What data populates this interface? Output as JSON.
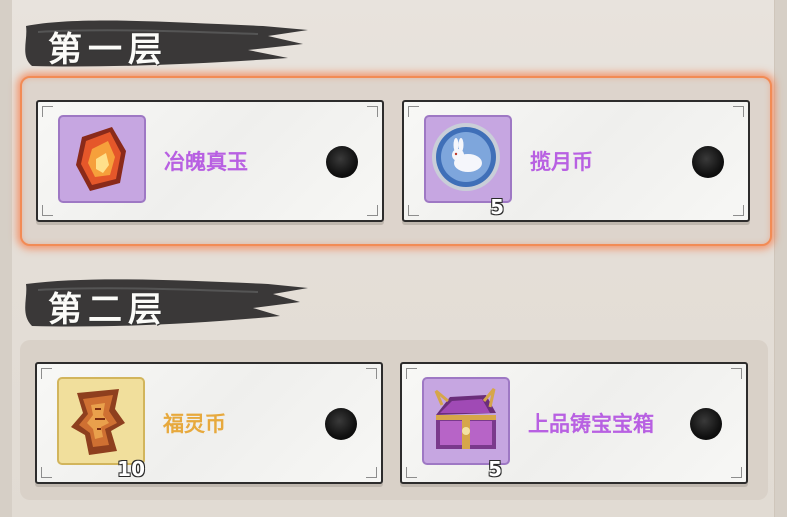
{
  "tiers": [
    {
      "title": "第一层",
      "selected": true,
      "rewards": [
        {
          "name": "冶魄真玉",
          "quantity": "",
          "icon": "fire-jade-icon",
          "rarity_color": "#c6a6e1",
          "name_color": "#b860e2"
        },
        {
          "name": "揽月币",
          "quantity": "5",
          "icon": "moon-rabbit-coin-icon",
          "rarity_color": "#c6a6e1",
          "name_color": "#b860e2"
        }
      ]
    },
    {
      "title": "第二层",
      "selected": false,
      "rewards": [
        {
          "name": "福灵币",
          "quantity": "10",
          "icon": "bronze-fortune-token-icon",
          "rarity_color": "#f1df9c",
          "name_color": "#e7a93d"
        },
        {
          "name": "上品铸宝宝箱",
          "quantity": "5",
          "icon": "treasure-chest-icon",
          "rarity_color": "#c6a6e1",
          "name_color": "#b860e2"
        }
      ]
    }
  ],
  "colors": {
    "selected_glow": "#f67c4a",
    "card_border": "#2d2c2c",
    "background": "#e4ded7"
  }
}
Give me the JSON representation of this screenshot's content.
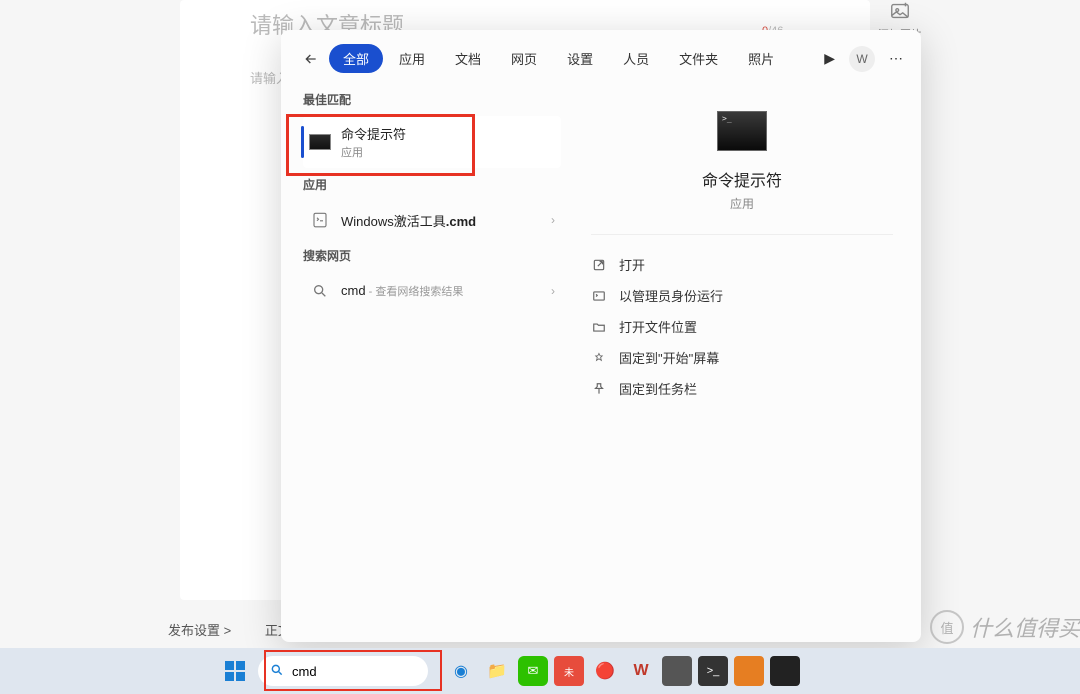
{
  "editor": {
    "title_placeholder": "请输入文章标题",
    "counter_cur": "0",
    "counter_max": "/46",
    "body_placeholder": "请输入",
    "add_image": "添加图片",
    "footer_publish": "发布设置 >",
    "footer_body": "正文"
  },
  "panel": {
    "tabs": [
      "全部",
      "应用",
      "文档",
      "网页",
      "设置",
      "人员",
      "文件夹",
      "照片"
    ],
    "avatar_letter": "W",
    "sections": {
      "best_match": "最佳匹配",
      "apps": "应用",
      "web": "搜索网页"
    },
    "best_match": {
      "title": "命令提示符",
      "sub": "应用"
    },
    "app_result": {
      "prefix": "Windows激活工具",
      "bold": ".cmd"
    },
    "web_result": {
      "query": "cmd",
      "hint": " - 查看网络搜索结果"
    },
    "preview": {
      "title": "命令提示符",
      "sub": "应用"
    },
    "actions": [
      "打开",
      "以管理员身份运行",
      "打开文件位置",
      "固定到\"开始\"屏幕",
      "固定到任务栏"
    ]
  },
  "taskbar": {
    "search_value": "cmd"
  },
  "watermark": {
    "badge": "值",
    "text": "什么值得买"
  }
}
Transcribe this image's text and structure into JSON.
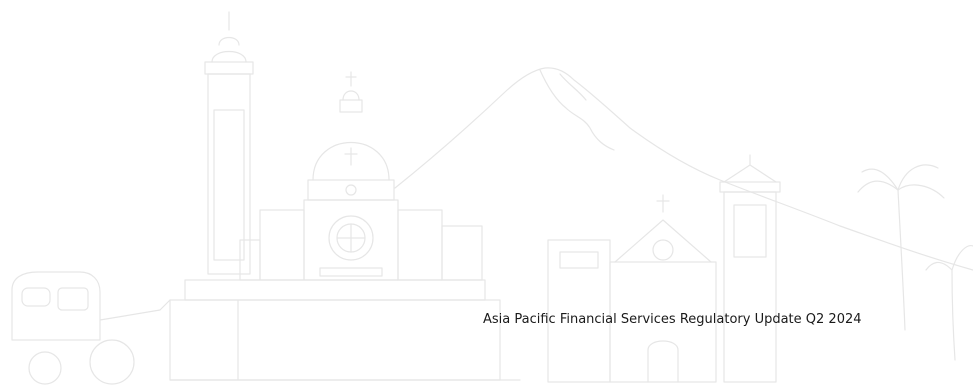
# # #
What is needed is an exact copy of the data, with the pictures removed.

Solution to this problem =>
What data populates this interface? Output as JSON.
{
  "tiers": [
    {
      "title": "第一层",
      "selected": true,
      "rewards": [
        {
          "name": "冶魄真玉",
          "quantity": "",
          "icon": "fire-jade-icon",
          "rarity_color": "#c6a6e1",
          "name_color": "#b860e2"
        },
        {
          "name": "揽月币",
          "quantity": "5",
          "icon": "moon-rabbit-coin-icon",
          "rarity_color": "#c6a6e1",
          "name_color": "#b860e2"
        }
      ]
    },
    {
      "title": "第二层",
      "selected": false,
      "rewards": [
        {
          "name": "福灵币",
          "quantity": "10",
          "icon": "bronze-fortune-token-icon",
          "rarity_color": "#f1df9c",
          "name_color": "#e7a93d"
        },
        {
          "name": "上品铸宝宝箱",
          "quantity": "5",
          "icon": "treasure-chest-icon",
          "rarity_color": "#c6a6e1",
          "name_color": "#b860e2"
        }
      ]
    }
  ],
  "colors": {
    "selected_glow": "#f67c4a",
    "card_border": "#2d2c2c",
    "background": "#e4ded7"
  }
}
Give me the JSON representation of this screenshot's content.
{
  "editor": {
    "title_placeholder": "请输入文章标题",
    "counter_cur": "0",
    "counter_max": "/46",
    "body_placeholder": "请输入",
    "add_image": "添加图片",
    "footer_publish": "发布设置 >",
    "footer_body": "正文"
  },
  "panel": {
    "tabs": [
      "全部",
      "应用",
      "文档",
      "网页",
      "设置",
      "人员",
      "文件夹",
      "照片"
    ],
    "avatar_letter": "W",
    "sections": {
      "best_match": "最佳匹配",
      "apps": "应用",
      "web": "搜索网页"
    },
    "best_match": {
      "title": "命令提示符",
      "sub": "应用"
    },
    "app_result": {
      "prefix": "Windows激活工具",
      "bold": ".cmd"
    },
    "web_result": {
      "query": "cmd",
      "hint": " - 查看网络搜索结果"
    },
    "preview": {
      "title": "命令提示符",
      "sub": "应用"
    },
    "actions": [
      "打开",
      "以管理员身份运行",
      "打开文件位置",
      "固定到\"开始\"屏幕",
      "固定到任务栏"
    ]
  },
  "taskbar": {
    "search_value": "cmd"
  },
  "watermark": {
    "badge": "值",
    "text": "什么值得买"
  }
}
Transcribe this image's text and structure into JSON.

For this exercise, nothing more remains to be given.